Work item: Nothing should be left out: write out the whole listing exactly.

Given records:

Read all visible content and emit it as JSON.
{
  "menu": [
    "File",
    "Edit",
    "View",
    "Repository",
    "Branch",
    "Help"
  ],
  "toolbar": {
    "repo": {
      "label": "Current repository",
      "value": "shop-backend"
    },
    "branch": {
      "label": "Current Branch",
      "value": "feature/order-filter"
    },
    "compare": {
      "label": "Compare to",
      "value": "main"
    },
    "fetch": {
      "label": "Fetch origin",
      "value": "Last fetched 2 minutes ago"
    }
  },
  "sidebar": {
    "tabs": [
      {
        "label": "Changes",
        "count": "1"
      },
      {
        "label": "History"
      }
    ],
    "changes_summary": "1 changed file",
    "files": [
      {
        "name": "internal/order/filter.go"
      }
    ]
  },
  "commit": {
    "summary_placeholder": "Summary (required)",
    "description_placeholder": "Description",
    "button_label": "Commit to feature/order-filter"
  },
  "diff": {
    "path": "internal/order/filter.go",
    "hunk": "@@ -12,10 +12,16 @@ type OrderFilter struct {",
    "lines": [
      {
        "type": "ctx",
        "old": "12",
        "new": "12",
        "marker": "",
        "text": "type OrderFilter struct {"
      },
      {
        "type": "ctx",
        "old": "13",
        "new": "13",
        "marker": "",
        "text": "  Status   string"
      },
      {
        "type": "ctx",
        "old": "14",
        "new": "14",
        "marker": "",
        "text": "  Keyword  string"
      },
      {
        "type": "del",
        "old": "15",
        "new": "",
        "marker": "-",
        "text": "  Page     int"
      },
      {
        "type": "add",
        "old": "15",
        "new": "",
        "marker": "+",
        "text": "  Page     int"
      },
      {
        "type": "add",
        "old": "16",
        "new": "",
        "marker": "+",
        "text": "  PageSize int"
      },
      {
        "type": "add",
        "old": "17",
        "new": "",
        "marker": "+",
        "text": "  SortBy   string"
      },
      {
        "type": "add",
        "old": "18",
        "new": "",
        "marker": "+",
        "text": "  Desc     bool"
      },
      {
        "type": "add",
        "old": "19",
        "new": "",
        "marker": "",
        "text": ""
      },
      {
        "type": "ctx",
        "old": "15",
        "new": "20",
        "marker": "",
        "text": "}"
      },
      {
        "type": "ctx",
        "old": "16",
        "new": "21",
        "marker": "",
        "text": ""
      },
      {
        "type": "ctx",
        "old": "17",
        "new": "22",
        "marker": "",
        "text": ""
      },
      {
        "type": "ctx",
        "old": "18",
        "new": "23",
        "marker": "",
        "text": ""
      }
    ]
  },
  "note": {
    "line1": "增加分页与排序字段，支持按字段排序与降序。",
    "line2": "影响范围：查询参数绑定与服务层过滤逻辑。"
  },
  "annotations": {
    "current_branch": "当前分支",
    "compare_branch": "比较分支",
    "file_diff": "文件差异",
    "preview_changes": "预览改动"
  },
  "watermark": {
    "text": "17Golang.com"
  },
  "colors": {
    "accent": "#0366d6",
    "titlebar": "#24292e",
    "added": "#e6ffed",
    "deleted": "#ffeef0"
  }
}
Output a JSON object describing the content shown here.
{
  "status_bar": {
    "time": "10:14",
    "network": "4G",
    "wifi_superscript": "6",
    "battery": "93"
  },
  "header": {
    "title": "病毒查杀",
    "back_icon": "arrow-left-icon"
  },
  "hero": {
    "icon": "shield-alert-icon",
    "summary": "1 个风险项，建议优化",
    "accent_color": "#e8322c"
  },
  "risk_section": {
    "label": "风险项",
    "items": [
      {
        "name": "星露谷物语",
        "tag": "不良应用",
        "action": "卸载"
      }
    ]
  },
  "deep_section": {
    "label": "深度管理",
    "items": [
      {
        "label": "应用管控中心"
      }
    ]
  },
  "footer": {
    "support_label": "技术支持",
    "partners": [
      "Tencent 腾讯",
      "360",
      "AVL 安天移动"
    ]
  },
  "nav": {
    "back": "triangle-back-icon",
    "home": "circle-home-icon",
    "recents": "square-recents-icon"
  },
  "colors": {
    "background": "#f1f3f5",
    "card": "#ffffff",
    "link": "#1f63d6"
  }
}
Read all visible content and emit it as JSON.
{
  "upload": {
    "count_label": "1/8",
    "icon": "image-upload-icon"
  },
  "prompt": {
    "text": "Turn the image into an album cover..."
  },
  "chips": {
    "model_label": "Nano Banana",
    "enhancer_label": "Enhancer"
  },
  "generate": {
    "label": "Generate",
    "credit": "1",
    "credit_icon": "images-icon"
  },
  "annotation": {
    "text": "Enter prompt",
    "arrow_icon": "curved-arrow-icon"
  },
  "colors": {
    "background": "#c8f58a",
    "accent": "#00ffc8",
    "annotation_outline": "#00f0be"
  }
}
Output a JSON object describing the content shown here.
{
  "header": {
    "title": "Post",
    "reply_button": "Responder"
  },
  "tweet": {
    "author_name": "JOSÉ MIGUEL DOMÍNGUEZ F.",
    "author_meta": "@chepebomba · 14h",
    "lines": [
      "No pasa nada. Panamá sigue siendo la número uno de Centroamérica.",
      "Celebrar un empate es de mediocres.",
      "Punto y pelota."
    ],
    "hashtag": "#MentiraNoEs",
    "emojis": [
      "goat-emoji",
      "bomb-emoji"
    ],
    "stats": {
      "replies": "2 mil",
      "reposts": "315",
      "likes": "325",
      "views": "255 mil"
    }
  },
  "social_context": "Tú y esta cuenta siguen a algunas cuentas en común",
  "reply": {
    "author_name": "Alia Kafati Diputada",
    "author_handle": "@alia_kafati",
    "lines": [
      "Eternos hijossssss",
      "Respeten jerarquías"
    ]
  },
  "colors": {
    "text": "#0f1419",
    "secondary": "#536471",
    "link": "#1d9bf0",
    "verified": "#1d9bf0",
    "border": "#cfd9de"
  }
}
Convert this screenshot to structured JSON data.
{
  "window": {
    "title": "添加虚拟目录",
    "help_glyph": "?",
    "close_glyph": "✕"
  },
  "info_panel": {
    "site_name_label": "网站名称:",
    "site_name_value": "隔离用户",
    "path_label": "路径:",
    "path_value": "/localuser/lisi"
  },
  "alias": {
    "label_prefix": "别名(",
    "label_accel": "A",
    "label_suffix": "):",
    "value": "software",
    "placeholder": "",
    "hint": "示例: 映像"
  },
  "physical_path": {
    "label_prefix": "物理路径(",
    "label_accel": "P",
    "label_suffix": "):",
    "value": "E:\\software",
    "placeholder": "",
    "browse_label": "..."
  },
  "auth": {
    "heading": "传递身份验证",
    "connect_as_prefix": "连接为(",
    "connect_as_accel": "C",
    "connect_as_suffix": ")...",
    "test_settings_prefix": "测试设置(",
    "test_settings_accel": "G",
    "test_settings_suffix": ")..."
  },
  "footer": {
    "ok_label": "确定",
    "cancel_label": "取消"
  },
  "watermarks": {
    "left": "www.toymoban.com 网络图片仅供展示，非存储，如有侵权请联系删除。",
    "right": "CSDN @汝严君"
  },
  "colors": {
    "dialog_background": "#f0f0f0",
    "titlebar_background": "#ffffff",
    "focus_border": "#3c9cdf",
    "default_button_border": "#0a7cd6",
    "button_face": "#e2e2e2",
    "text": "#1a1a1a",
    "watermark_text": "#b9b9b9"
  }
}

Exercise answer:
Read all visible content and emit it as JSON.
{
  "menu": [
    "File",
    "Edit",
    "View",
    "Repository",
    "Branch",
    "Help"
  ],
  "toolbar": {
    "repo": {
      "label": "Current repository",
      "value": "shop-backend"
    },
    "branch": {
      "label": "Current Branch",
      "value": "feature/order-filter"
    },
    "compare": {
      "label": "Compare to",
      "value": "main"
    },
    "fetch": {
      "label": "Fetch origin",
      "value": "Last fetched 2 minutes ago"
    }
  },
  "sidebar": {
    "tabs": [
      {
        "label": "Changes",
        "count": "1"
      },
      {
        "label": "History"
      }
    ],
    "changes_summary": "1 changed file",
    "files": [
      {
        "name": "internal/order/filter.go"
      }
    ]
  },
  "commit": {
    "summary_placeholder": "Summary (required)",
    "description_placeholder": "Description",
    "button_label": "Commit to feature/order-filter"
  },
  "diff": {
    "path": "internal/order/filter.go",
    "hunk": "@@ -12,10 +12,16 @@ type OrderFilter struct {",
    "lines": [
      {
        "type": "ctx",
        "old": "12",
        "new": "12",
        "marker": "",
        "text": "type OrderFilter struct {"
      },
      {
        "type": "ctx",
        "old": "13",
        "new": "13",
        "marker": "",
        "text": "  Status   string"
      },
      {
        "type": "ctx",
        "old": "14",
        "new": "14",
        "marker": "",
        "text": "  Keyword  string"
      },
      {
        "type": "del",
        "old": "15",
        "new": "",
        "marker": "-",
        "text": "  Page     int"
      },
      {
        "type": "add",
        "old": "15",
        "new": "",
        "marker": "+",
        "text": "  Page     int"
      },
      {
        "type": "add",
        "old": "16",
        "new": "",
        "marker": "+",
        "text": "  PageSize int"
      },
      {
        "type": "add",
        "old": "17",
        "new": "",
        "marker": "+",
        "text": "  SortBy   string"
      },
      {
        "type": "add",
        "old": "18",
        "new": "",
        "marker": "+",
        "text": "  Desc     bool"
      },
      {
        "type": "add",
        "old": "19",
        "new": "",
        "marker": "",
        "text": ""
      },
      {
        "type": "ctx",
        "old": "15",
        "new": "20",
        "marker": "",
        "text": "}"
      },
      {
        "type": "ctx",
        "old": "16",
        "new": "21",
        "marker": "",
        "text": ""
      },
      {
        "type": "ctx",
        "old": "17",
        "new": "22",
        "marker": "",
        "text": ""
      },
      {
        "type": "ctx",
        "old": "18",
        "new": "23",
        "marker": "",
        "text": ""
      }
    ]
  },
  "note": {
    "line1": "增加分页与排序字段，支持按字段排序与降序。",
    "line2": "影响范围：查询参数绑定与服务层过滤逻辑。"
  },
  "annotations": {
    "current_branch": "当前分支",
    "compare_branch": "比较分支",
    "file_diff": "文件差异",
    "preview_changes": "预览改动"
  },
  "watermark": {
    "text": "17Golang.com"
  },
  "colors": {
    "accent": "#0366d6",
    "titlebar": "#24292e",
    "added": "#e6ffed",
    "deleted": "#ffeef0"
  }
}
Output a JSON object describing the content shown here.
{
  "status_bar": {
    "time": "10:14",
    "network": "4G",
    "wifi_superscript": "6",
    "battery": "93"
  },
  "header": {
    "title": "病毒查杀",
    "back_icon": "arrow-left-icon"
  },
  "hero": {
    "icon": "shield-alert-icon",
    "summary": "1 个风险项，建议优化",
    "accent_color": "#e8322c"
  },
  "risk_section": {
    "label": "风险项",
    "items": [
      {
        "name": "星露谷物语",
        "tag": "不良应用",
        "action": "卸载"
      }
    ]
  },
  "deep_section": {
    "label": "深度管理",
    "items": [
      {
        "label": "应用管控中心"
      }
    ]
  },
  "footer": {
    "support_label": "技术支持",
    "partners": [
      "Tencent 腾讯",
      "360",
      "AVL 安天移动"
    ]
  },
  "nav": {
    "back": "triangle-back-icon",
    "home": "circle-home-icon",
    "recents": "square-recents-icon"
  },
  "colors": {
    "background": "#f1f3f5",
    "card": "#ffffff",
    "link": "#1f63d6"
  }
}
Read all visible content and emit it as JSON.
{
  "upload": {
    "count_label": "1/8",
    "icon": "image-upload-icon"
  },
  "prompt": {
    "text": "Turn the image into an album cover..."
  },
  "chips": {
    "model_label": "Nano Banana",
    "enhancer_label": "Enhancer"
  },
  "generate": {
    "label": "Generate",
    "credit": "1",
    "credit_icon": "images-icon"
  },
  "annotation": {
    "text": "Enter prompt",
    "arrow_icon": "curved-arrow-icon"
  },
  "colors": {
    "background": "#c8f58a",
    "accent": "#00ffc8",
    "annotation_outline": "#00f0be"
  }
}
Output a JSON object describing the content shown here.
{
  "header": {
    "title": "Post",
    "reply_button": "Responder"
  },
  "tweet": {
    "author_name": "JOSÉ MIGUEL DOMÍNGUEZ F.",
    "author_meta": "@chepebomba · 14h",
    "lines": [
      "No pasa nada. Panamá sigue siendo la número uno de Centroamérica.",
      "Celebrar un empate es de mediocres.",
      "Punto y pelota."
    ],
    "hashtag": "#MentiraNoEs",
    "emojis": [
      "goat-emoji",
      "bomb-emoji"
    ],
    "stats": {
      "replies": "2 mil",
      "reposts": "315",
      "likes": "325",
      "views": "255 mil"
    }
  },
  "social_context": "Tú y esta cuenta siguen a algunas cuentas en común",
  "reply": {
    "author_name": "Alia Kafati Diputada",
    "author_handle": "@alia_kafati",
    "lines": [
      "Eternos hijossssss",
      "Respeten jerarquías"
    ]
  },
  "colors": {
    "text": "#0f1419",
    "secondary": "#536471",
    "link": "#1d9bf0",
    "verified": "#1d9bf0",
    "border": "#cfd9de"
  }
}
Convert this screenshot to structured JSON data.
{
  "window": {
    "title": "添加虚拟目录",
    "help_glyph": "?",
    "close_glyph": "✕"
  },
  "info_panel": {
    "site_name_label": "网站名称:",
    "site_name_value": "隔离用户",
    "path_label": "路径:",
    "path_value": "/localuser/lisi"
  },
  "alias": {
    "label_prefix": "别名(",
    "label_accel": "A",
    "label_suffix": "):",
    "value": "software",
    "placeholder": "",
    "hint": "示例: 映像"
  },
  "physical_path": {
    "label_prefix": "物理路径(",
    "label_accel": "P",
    "label_suffix": "):",
    "value": "E:\\software",
    "placeholder": "",
    "browse_label": "..."
  },
  "auth": {
    "heading": "传递身份验证",
    "connect_as_prefix": "连接为(",
    "connect_as_accel": "C",
    "connect_as_suffix": ")...",
    "test_settings_prefix": "测试设置(",
    "test_settings_accel": "G",
    "test_settings_suffix": ")..."
  },
  "footer": {
    "ok_label": "确定",
    "cancel_label": "取消"
  },
  "watermarks": {
    "left": "www.toymoban.com 网络图片仅供展示，非存储，如有侵权请联系删除。",
    "right": "CSDN @汝严君"
  },
  "colors": {
    "dialog_background": "#f0f0f0",
    "titlebar_background": "#ffffff",
    "focus_border": "#3c9cdf",
    "default_button_border": "#0a7cd6",
    "button_face": "#e2e2e2",
    "text": "#1a1a1a",
    "watermark_text": "#b9b9b9"
  }
}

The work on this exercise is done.